Whenever a line of the entries below holds the string "English", copy that line and return it.

§ Provided material
_ _ _ _ _
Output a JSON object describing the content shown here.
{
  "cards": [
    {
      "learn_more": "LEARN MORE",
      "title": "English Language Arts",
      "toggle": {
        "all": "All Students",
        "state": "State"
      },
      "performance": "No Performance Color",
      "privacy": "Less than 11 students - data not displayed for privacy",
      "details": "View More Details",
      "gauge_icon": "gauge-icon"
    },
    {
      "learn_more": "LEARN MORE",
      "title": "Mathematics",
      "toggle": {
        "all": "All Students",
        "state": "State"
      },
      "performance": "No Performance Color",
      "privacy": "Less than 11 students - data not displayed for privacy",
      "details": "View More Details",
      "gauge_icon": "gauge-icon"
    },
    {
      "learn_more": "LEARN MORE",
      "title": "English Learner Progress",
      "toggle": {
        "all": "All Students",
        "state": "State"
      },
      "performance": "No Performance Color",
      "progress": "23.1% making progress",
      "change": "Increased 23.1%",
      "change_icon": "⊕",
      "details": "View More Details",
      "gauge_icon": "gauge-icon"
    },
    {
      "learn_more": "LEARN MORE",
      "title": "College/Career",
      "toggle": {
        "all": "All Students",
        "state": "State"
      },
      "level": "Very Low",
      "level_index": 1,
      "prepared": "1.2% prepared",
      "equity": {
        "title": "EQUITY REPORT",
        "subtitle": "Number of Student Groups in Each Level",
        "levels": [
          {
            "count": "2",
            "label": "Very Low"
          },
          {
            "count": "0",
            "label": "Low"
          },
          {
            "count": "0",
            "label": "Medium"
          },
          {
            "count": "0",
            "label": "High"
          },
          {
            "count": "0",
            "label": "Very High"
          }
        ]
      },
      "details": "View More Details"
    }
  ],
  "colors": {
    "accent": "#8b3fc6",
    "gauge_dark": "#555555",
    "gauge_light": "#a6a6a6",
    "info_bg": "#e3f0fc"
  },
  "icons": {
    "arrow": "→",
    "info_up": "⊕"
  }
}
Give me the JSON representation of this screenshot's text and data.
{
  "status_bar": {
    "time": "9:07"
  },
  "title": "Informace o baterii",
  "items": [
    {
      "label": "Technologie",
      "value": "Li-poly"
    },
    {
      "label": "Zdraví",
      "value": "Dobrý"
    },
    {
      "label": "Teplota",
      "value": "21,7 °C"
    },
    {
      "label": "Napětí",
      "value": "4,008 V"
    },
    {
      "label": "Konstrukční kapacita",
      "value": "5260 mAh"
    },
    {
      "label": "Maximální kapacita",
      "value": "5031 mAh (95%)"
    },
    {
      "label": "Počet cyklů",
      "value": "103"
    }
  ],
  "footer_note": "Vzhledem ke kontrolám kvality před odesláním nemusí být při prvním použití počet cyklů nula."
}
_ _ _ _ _
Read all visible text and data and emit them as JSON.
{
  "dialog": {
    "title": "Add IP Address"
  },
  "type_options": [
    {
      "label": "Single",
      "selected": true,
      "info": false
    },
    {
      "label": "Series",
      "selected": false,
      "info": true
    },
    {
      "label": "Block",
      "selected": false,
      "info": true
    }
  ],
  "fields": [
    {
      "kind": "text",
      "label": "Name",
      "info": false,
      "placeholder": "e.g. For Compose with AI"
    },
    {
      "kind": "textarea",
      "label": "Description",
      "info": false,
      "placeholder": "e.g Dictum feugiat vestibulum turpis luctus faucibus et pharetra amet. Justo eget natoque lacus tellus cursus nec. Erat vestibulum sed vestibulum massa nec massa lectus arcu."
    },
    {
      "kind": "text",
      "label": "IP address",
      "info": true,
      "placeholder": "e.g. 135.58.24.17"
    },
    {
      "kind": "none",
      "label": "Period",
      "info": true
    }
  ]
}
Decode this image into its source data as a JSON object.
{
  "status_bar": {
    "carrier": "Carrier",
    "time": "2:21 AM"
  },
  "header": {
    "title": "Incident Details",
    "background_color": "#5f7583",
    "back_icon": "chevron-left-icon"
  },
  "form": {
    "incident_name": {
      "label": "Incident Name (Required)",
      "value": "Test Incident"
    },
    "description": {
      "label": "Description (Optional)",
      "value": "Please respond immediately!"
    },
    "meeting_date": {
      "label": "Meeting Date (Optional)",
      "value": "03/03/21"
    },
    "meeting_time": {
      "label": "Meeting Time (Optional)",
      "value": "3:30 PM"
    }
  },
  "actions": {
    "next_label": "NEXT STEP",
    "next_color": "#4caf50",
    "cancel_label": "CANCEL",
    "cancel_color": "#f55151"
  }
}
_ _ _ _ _
§ Solution to this task
      "title": "English Language Arts",
      "title": "English Learner Progress",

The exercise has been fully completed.